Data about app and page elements
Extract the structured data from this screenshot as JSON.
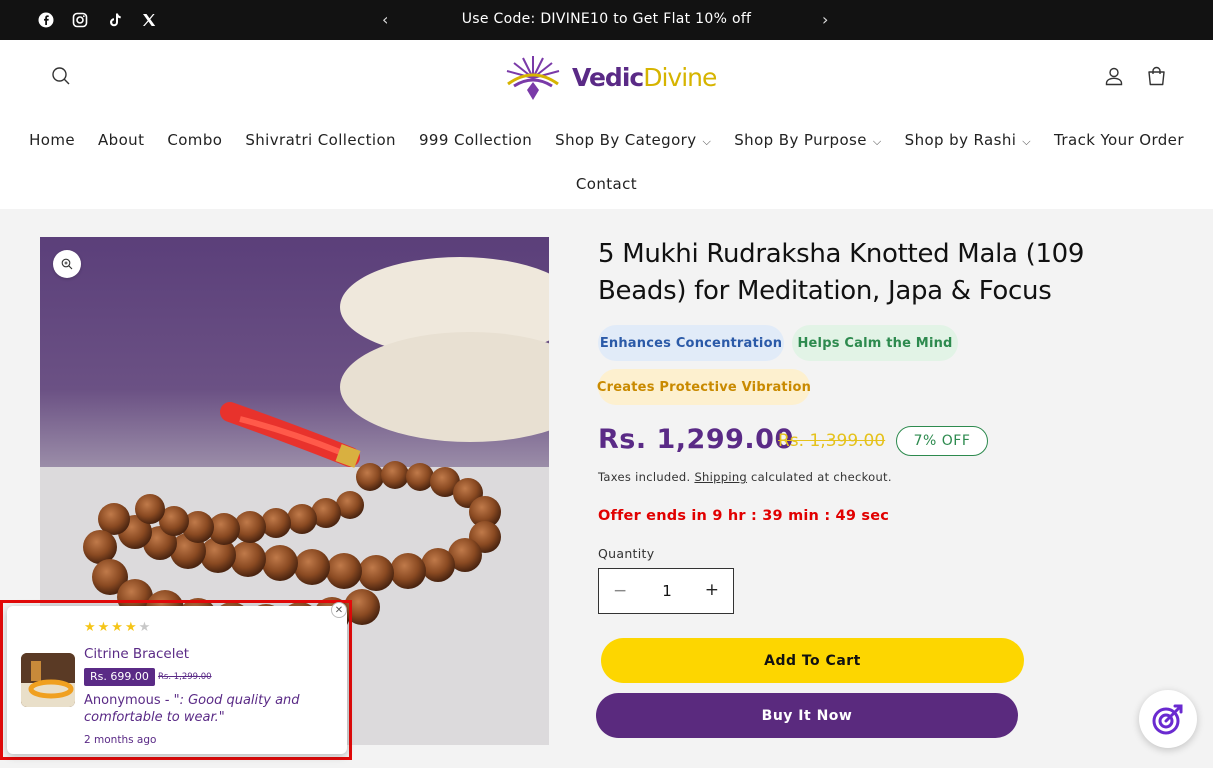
{
  "topbar": {
    "social_icons": [
      "facebook-icon",
      "instagram-icon",
      "tiktok-icon",
      "x-icon"
    ],
    "announcement": "Use Code: DIVINE10 to Get Flat 10% off",
    "prev": "‹",
    "next": "›"
  },
  "header": {
    "logo_part1": "Vedic",
    "logo_part2": "Divine",
    "nav": [
      "Home",
      "About",
      "Combo",
      "Shivratri Collection",
      "999 Collection",
      "Shop By Category",
      "Shop By Purpose",
      "Shop by Rashi",
      "Track Your Order"
    ],
    "nav_second_row": "Contact"
  },
  "product": {
    "title": "5 Mukhi Rudraksha Knotted Mala (109 Beads) for Meditation, Japa & Focus",
    "benefits": [
      {
        "label": "Enhances Concentration",
        "color": "#2b5aa8",
        "bg": "#e1ebf8"
      },
      {
        "label": "Helps Calm the Mind",
        "color": "#2d8a4e",
        "bg": "#e2f3e6"
      },
      {
        "label": "Creates Protective Vibration",
        "color": "#c98a00",
        "bg": "#fdf0cf"
      }
    ],
    "price": "Rs. 1,299.00",
    "compare_price": "Rs. 1,399.00",
    "discount": "7% OFF",
    "taxes_pre": "Taxes included.",
    "shipping": "Shipping",
    "taxes_post": "calculated at checkout.",
    "offer": "Offer ends in 9 hr : 39 min : 49 sec",
    "quantity_label": "Quantity",
    "quantity": "1",
    "add_to_cart": "Add To Cart",
    "buy_now": "Buy It Now"
  },
  "review_popup": {
    "rating": 4,
    "rating_max": 5,
    "product": "Citrine Bracelet",
    "price": "Rs. 699.00",
    "compare_price": "Rs. 1,299.00",
    "author": "Anonymous",
    "text": "- \": Good quality and comfortable to wear.\"",
    "time": "2 months ago"
  },
  "colors": {
    "brand_purple": "#5a2a86",
    "brand_yellow": "#fdd600",
    "offer_red": "#e10000",
    "discount_green": "#2d8a4e"
  }
}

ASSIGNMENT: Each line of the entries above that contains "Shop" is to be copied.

TASK ANSWER:
      "Shop By Category",
      "Shop By Purpose",
      "Shop by Rashi",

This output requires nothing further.